** Activity **
Read the lines below. Copy out any that hold the string "JSON".

● ● ● ● ● ● ●

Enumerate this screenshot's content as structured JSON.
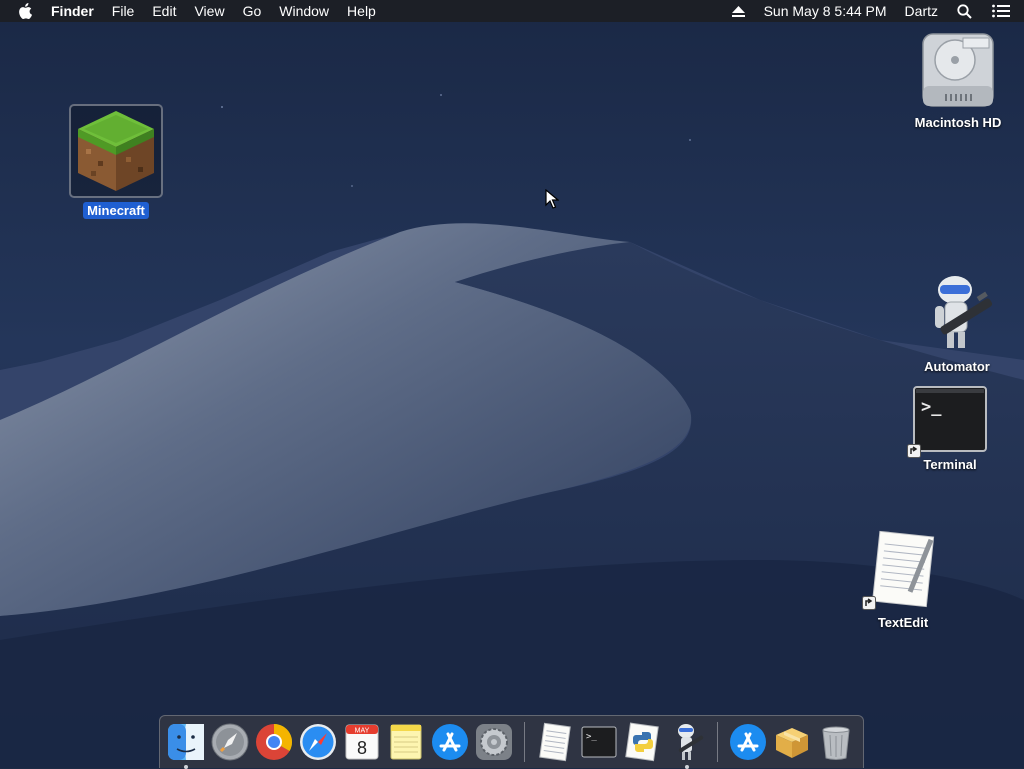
{
  "menubar": {
    "app_name": "Finder",
    "menus": [
      "File",
      "Edit",
      "View",
      "Go",
      "Window",
      "Help"
    ],
    "datetime": "Sun May 8  5:44 PM",
    "user": "Dartz",
    "icons": [
      "apple-icon",
      "eject-icon",
      "spotlight-search-icon",
      "notification-center-icon"
    ]
  },
  "desktop": {
    "icons": [
      {
        "label": "Minecraft",
        "icon": "minecraft-grass-block-icon",
        "selected": true
      },
      {
        "label": "Macintosh HD",
        "icon": "hard-drive-icon"
      },
      {
        "label": "Automator",
        "icon": "automator-robot-icon"
      },
      {
        "label": "Terminal",
        "icon": "terminal-icon",
        "alias": true
      },
      {
        "label": "TextEdit",
        "icon": "textedit-icon",
        "alias": true
      }
    ]
  },
  "dock": {
    "items": [
      {
        "name": "Finder",
        "icon": "finder-icon",
        "running": true
      },
      {
        "name": "Launchpad",
        "icon": "launchpad-icon"
      },
      {
        "name": "Google Chrome",
        "icon": "chrome-icon"
      },
      {
        "name": "Safari",
        "icon": "safari-icon"
      },
      {
        "name": "Calendar",
        "icon": "calendar-icon",
        "month": "MAY",
        "day": "8"
      },
      {
        "name": "Notes",
        "icon": "notes-icon"
      },
      {
        "name": "App Store",
        "icon": "app-store-icon"
      },
      {
        "name": "System Preferences",
        "icon": "system-preferences-icon"
      },
      {
        "name": "TextEdit",
        "icon": "textedit-icon"
      },
      {
        "name": "Terminal",
        "icon": "terminal-icon",
        "prompt": ">_"
      },
      {
        "name": "Python Launcher",
        "icon": "python-icon"
      },
      {
        "name": "Automator",
        "icon": "automator-robot-icon",
        "running": true
      },
      {
        "name": "App Store",
        "icon": "app-store-icon"
      },
      {
        "name": "Archive",
        "icon": "package-icon"
      },
      {
        "name": "Trash",
        "icon": "trash-icon"
      }
    ]
  },
  "colors": {
    "menubar_bg": "#1c1e24",
    "selection_blue": "#1f5fd1",
    "wallpaper_sky": "#1d2a44"
  }
}
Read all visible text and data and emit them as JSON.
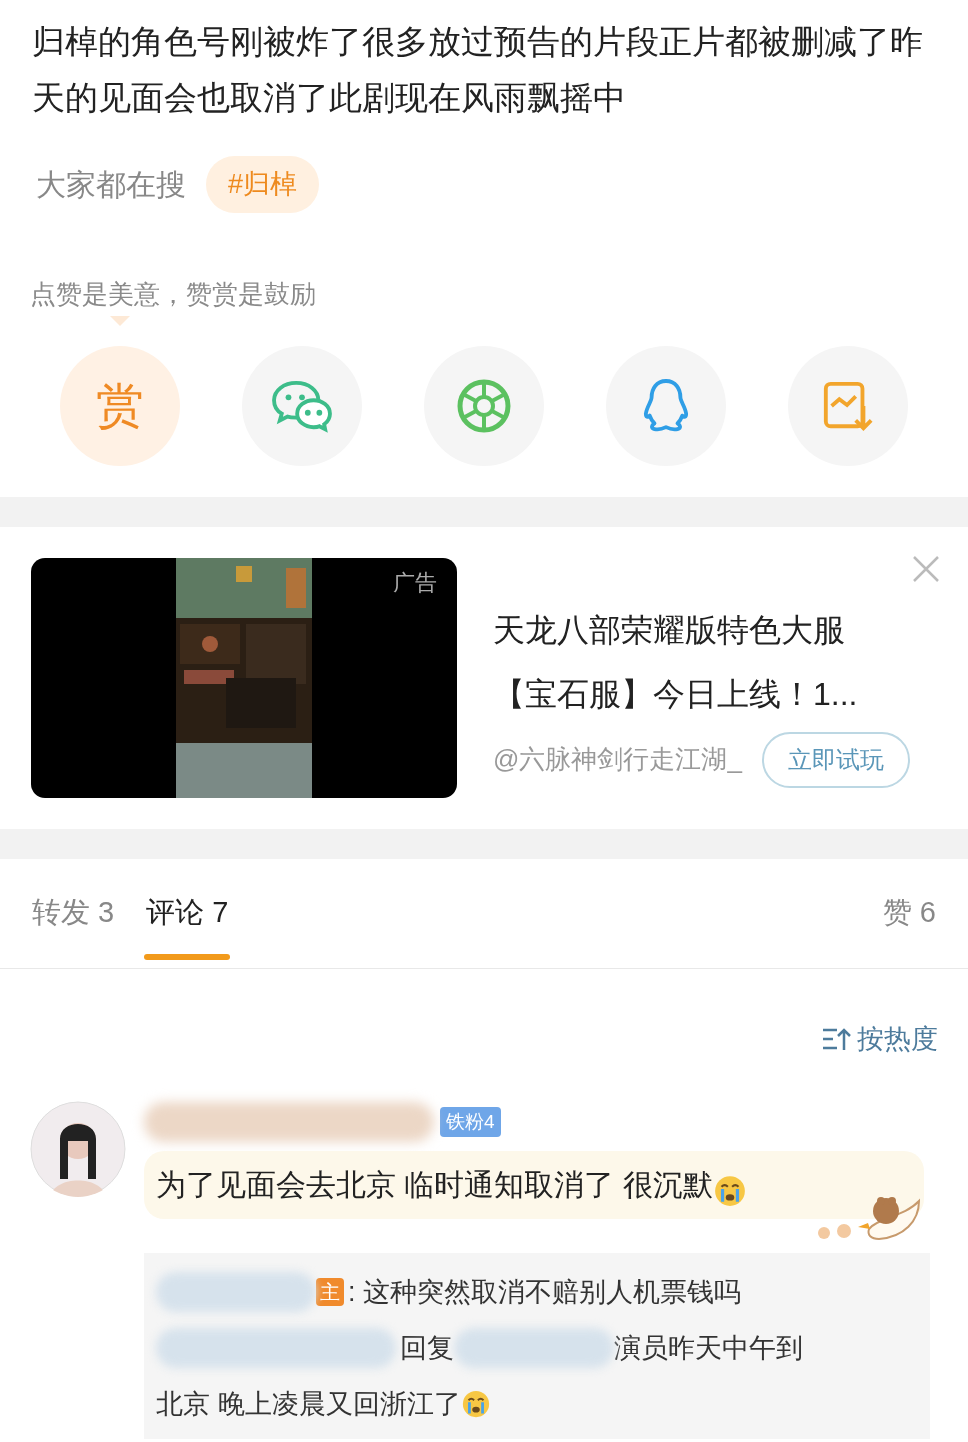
{
  "post": {
    "text": "归棹的角色号刚被炸了很多放过预告的片段正片都被删减了昨天的见面会也取消了此剧现在风雨飘摇中"
  },
  "trending": {
    "label": "大家都在搜",
    "tag": "#归棹"
  },
  "reward": {
    "hint": "点赞是美意，赞赏是鼓励",
    "reward_glyph": "赏"
  },
  "share_buttons": [
    {
      "kind": "reward"
    },
    {
      "kind": "wechat"
    },
    {
      "kind": "moments"
    },
    {
      "kind": "qq"
    },
    {
      "kind": "save-image"
    }
  ],
  "ad": {
    "badge": "广告",
    "title": "天龙八部荣耀版特色大服【宝石服】今日上线！1...",
    "author": "@六脉神剑行走江湖_",
    "button": "立即试玩"
  },
  "tabs": [
    {
      "label": "转发 3",
      "selected": false
    },
    {
      "label": "评论 7",
      "selected": true
    }
  ],
  "likes": "赞 6",
  "sort": "按热度",
  "comments": [
    {
      "fan_badge": "铁粉4",
      "text": "为了见面会去北京 临时通知取消了 很沉默",
      "replies": [
        {
          "kind": "reply",
          "author_badge": "主",
          "text": ": 这种突然取消不赔别人机票钱吗"
        },
        {
          "kind": "reply-to",
          "reply_word": "回复",
          "text": "演员昨天中午到",
          "text_continued": "北京 晚上凌晨又回浙江了"
        }
      ]
    }
  ]
}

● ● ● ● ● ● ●

** Answer to this exercise **
Enumerate this screenshot's content as structured JSON.
Read all visible text and data and emit them as JSON.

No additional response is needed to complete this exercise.